Is the statement that ‘is the English canon worthy of study’, I agree with the statement that the English canon is worthy to study, the English canon is basically a list of sacred books accepted as a genuine, now let’s take one popular example of one is Shakespeare’s plays and stories, Romeo and Juliet, plot is basically two teenagers who are enemies which fall in love with each other and go through all the trouble to get to see one another, we can straight away tell that one value of the story is love and the other values are also loyalty and friendship, the universal theme – The Forcefulness of love. Love The most common and obvious value in the story, mainly because the whole story has a romance genre is love, this starts when Romeo first sees Juliet across the room and he falls in love with her, expressing his love to himself in saying, ‘Oh she doth teach the torches burn bright! It seems she hangs upon the check of night, like a rich jewel in an Ethiope’s ear.’ Describing how beautiful she is in a simile and that after the party, Romeo sneaks into the bushes to see Juliet and describes her again when she enters the balcony, saying “It is the east, and Juliet is the sun, Arise, fair sun and kill the envious moon.” Romeo using a simile again to describe her, and that later in the story Friar Laurence gets the two married in hopes that their love will bring enough to an end to the feud the families have been fighting for so long. Loyalty Loyalty is probably responsible the entire Montague and Capulet feud. Each family member and supporter of the family must stay on their side of the feud, regardless of if anyone knew how the feud even began.

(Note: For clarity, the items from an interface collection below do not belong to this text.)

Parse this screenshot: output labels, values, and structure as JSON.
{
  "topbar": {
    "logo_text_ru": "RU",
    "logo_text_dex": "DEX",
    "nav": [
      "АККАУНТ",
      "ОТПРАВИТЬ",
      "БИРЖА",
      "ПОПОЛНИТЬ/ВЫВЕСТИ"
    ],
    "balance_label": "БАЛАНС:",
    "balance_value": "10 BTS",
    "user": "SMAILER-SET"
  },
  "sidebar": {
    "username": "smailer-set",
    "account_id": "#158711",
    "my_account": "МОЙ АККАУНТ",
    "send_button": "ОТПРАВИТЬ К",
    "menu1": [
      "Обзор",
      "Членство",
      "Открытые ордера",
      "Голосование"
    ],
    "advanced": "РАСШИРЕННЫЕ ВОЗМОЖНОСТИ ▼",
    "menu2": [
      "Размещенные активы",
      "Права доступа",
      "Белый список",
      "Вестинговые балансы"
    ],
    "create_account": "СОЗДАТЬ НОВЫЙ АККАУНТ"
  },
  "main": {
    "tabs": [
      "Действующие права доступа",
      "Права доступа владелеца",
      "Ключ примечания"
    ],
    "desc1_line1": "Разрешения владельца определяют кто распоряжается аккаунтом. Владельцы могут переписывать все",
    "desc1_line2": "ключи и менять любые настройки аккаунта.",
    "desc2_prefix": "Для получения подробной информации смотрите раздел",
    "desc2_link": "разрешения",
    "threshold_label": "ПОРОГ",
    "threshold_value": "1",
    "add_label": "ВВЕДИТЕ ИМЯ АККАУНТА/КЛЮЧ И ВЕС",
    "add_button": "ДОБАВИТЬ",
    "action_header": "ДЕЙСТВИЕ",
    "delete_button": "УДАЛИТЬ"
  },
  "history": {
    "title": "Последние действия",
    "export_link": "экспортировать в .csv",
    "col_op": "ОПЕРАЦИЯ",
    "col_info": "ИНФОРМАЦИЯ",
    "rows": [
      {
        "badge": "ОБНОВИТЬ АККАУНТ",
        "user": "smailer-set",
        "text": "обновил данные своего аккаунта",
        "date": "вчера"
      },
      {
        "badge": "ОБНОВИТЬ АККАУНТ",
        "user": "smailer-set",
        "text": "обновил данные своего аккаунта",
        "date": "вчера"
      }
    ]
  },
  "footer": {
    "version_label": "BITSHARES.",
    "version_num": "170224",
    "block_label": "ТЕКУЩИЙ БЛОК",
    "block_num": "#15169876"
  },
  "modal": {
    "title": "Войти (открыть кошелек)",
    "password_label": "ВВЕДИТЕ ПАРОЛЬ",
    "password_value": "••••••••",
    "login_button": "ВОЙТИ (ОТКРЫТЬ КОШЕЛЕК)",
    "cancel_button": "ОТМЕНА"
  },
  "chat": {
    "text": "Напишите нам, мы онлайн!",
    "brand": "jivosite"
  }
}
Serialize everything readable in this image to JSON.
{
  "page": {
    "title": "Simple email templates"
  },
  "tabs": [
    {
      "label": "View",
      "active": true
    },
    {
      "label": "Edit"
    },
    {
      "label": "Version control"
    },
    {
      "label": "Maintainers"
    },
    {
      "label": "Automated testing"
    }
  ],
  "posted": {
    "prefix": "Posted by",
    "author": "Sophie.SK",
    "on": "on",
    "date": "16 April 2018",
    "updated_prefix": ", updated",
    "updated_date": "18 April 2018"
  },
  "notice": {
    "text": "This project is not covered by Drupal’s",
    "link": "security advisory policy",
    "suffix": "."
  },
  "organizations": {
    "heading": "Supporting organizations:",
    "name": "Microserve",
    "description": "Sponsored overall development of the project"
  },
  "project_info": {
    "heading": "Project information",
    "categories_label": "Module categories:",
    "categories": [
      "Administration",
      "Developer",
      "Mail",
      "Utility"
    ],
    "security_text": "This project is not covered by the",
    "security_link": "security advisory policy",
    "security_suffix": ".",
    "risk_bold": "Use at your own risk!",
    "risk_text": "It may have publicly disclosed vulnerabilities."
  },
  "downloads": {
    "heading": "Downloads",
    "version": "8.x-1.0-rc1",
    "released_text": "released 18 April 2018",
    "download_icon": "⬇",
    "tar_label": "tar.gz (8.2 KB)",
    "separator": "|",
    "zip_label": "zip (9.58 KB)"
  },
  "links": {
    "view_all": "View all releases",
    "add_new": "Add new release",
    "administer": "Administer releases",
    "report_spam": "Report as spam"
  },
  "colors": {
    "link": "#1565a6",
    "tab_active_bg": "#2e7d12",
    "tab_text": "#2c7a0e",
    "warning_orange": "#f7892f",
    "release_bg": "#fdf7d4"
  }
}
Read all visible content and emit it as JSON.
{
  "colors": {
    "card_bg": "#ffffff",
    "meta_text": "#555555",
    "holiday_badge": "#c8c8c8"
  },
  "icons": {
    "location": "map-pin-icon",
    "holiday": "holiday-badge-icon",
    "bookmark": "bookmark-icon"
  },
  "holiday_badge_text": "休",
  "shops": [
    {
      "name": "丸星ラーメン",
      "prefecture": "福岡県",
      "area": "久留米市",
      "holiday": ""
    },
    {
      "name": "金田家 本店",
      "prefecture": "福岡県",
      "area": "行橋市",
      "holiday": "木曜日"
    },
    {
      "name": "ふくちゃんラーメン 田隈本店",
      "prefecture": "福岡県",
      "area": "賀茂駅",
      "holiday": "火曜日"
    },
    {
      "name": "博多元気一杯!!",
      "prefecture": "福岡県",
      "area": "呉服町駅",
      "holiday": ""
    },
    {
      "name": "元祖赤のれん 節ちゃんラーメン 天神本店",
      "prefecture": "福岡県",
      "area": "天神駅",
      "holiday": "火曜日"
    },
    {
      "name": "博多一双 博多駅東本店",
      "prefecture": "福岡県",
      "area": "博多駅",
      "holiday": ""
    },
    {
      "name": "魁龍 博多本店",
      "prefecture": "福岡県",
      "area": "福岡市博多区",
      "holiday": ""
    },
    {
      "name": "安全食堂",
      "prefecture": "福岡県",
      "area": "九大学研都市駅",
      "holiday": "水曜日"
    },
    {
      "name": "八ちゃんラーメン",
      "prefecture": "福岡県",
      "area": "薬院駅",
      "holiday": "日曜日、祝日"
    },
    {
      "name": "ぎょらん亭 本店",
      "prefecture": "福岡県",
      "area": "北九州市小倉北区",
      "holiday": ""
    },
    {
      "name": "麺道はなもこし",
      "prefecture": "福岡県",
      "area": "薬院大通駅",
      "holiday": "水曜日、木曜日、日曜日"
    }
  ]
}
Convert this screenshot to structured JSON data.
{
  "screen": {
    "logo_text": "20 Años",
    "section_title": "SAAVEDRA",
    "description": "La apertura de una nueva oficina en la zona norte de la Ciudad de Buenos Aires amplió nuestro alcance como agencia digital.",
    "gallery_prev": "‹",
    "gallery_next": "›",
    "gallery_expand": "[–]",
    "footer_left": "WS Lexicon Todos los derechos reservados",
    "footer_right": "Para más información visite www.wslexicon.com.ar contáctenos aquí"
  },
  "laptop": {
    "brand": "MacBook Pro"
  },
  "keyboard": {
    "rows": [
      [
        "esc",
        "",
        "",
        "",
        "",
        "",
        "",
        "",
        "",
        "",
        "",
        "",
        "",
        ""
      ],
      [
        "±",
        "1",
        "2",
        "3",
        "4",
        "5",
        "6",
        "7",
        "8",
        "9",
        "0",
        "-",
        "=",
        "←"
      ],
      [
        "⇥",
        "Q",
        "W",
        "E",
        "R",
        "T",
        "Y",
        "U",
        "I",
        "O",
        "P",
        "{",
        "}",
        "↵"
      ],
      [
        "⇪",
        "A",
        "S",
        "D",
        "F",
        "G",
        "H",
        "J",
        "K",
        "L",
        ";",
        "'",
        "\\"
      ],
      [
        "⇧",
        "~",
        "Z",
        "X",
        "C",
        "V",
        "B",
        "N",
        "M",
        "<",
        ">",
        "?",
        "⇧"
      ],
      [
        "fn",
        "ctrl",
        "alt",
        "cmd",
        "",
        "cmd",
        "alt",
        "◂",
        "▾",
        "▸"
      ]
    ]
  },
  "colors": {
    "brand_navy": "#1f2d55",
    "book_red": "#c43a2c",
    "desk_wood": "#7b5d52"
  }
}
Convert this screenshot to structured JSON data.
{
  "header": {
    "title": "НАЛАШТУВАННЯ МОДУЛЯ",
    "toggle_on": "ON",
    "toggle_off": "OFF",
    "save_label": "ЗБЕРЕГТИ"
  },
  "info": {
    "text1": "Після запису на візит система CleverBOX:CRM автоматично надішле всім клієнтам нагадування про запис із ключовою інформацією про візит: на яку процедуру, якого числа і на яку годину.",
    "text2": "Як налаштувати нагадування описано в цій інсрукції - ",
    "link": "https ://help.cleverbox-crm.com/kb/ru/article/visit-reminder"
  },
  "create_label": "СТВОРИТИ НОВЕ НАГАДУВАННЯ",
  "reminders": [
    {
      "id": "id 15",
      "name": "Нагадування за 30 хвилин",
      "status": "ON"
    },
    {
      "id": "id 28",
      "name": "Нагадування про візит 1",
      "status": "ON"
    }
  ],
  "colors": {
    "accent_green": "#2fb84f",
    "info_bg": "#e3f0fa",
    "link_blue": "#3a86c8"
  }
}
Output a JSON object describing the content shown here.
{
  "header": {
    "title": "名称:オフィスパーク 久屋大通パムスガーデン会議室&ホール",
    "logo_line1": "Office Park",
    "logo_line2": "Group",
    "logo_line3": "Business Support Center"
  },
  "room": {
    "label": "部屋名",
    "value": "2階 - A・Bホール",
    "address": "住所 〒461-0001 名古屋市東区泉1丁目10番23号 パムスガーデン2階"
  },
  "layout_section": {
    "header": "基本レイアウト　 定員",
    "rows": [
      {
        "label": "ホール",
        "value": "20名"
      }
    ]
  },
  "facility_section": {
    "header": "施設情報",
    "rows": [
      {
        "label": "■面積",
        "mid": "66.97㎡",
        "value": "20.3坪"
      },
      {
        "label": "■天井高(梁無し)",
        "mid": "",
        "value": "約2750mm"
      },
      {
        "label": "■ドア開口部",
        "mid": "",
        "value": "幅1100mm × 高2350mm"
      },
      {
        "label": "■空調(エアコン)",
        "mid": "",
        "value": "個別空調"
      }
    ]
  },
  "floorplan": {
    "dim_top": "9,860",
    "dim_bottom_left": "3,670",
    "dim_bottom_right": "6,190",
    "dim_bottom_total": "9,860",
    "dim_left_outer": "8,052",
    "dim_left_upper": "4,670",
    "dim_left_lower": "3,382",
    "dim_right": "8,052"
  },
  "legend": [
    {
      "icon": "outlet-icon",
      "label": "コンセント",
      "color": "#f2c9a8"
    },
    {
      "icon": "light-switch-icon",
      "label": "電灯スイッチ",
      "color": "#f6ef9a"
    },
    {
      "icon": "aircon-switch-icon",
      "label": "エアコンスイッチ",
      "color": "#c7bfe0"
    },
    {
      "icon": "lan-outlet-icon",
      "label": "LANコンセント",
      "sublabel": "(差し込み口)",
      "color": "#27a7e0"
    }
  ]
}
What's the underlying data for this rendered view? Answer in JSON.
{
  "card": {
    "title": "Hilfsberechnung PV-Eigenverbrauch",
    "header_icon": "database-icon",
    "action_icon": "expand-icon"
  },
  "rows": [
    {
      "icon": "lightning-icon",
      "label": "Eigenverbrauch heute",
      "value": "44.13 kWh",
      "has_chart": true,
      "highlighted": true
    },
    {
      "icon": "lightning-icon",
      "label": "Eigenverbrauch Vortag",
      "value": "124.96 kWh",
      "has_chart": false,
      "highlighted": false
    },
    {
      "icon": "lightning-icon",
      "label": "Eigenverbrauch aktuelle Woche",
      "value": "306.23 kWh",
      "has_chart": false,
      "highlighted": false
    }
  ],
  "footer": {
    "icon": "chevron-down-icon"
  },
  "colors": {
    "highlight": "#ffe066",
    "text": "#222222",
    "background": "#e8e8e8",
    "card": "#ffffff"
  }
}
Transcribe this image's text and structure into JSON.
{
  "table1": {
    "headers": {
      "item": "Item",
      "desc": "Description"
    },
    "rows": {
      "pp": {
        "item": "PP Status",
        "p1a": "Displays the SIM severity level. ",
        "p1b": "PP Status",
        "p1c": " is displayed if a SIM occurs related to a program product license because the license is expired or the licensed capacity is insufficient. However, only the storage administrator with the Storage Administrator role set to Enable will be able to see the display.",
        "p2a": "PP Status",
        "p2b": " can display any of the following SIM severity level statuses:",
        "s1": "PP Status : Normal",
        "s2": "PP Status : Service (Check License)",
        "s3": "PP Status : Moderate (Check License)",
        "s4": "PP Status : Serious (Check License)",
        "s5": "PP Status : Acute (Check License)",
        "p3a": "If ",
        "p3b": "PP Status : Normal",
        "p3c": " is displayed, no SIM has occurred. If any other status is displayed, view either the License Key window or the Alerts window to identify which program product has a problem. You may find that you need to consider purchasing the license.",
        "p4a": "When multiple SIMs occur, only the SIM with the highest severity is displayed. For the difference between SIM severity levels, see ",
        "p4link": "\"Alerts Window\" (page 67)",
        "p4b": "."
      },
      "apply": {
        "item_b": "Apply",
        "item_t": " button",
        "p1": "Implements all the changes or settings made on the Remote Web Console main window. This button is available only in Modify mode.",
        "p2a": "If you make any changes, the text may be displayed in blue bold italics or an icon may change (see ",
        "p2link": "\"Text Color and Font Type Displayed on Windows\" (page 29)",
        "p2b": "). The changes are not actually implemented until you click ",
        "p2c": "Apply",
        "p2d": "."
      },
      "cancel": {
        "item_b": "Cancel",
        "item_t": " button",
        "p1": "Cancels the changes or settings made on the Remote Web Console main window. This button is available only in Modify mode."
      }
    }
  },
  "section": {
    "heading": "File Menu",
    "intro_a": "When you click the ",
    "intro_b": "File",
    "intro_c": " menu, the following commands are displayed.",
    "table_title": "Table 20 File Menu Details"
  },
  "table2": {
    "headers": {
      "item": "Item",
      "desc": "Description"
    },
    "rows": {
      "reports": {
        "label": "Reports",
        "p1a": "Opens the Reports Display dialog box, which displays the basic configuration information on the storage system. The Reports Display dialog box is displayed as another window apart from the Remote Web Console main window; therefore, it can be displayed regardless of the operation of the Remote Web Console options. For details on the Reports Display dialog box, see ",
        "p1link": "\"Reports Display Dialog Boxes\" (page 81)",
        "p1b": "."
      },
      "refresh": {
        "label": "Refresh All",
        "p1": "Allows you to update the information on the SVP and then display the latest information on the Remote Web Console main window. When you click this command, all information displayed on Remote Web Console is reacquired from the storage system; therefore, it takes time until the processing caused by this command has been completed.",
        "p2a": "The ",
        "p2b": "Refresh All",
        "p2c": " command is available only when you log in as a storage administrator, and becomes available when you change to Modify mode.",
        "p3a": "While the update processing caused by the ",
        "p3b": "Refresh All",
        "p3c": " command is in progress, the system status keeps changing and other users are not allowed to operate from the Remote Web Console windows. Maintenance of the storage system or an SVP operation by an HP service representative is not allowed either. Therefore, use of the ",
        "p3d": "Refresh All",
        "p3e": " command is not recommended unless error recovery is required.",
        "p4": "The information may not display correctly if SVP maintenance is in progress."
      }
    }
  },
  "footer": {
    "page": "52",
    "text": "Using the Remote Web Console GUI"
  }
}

The story of Romeo and Juliet is one of many classic, romantic tragedies. The bond that is formed between these two intimate lovers is one of which can truly survive till death do them part. Baz Lurhman's opinion of Shakespeare’s plays seems to be that of a complimentary one, and quotes that his plays 'touched everyone from the street sweeper to the Queen of England'. Lurhman also says that he thinks Shakespeare is a 'rambunctious, sexy, violent, entertaining storyteller'. This may be why he has adapted some of Shakespeare's techniques and included scenes of passion, romance, comedy and violence into his film.
What results is one of the play’s most recognized scenes wherein Hamlet and Gertrude exchange in a befuddled discourse that examines blame, love, hate and guilt. In all of Shakespeare’s venerable works, and especially this incredible play, I have always been fond of this scene and the emotional fireworks that not only galvanize the drama but provide some of the finest moments for a pair of actors to establish their credibility on stage. In Franco Zefferelli’s 1990 film adaptation of Hamlet, this scene is played out by two astounding talents as they inhabit the skin and soul of both Hamlet and Gertrude, sprawling a gamut of emotional reactions that centralize Shakespeare’s potency in the realm of great drama. As when Hamlet first enters, he plays coy and sarcastic before exploding in rage to murder the man hiding behind the arras. Though he discovers that his victim is, in fact, not whom he was intending to kill, Hamlet’s volatile reaction sends the scene into a frenzy paralleling his heightened emotional state.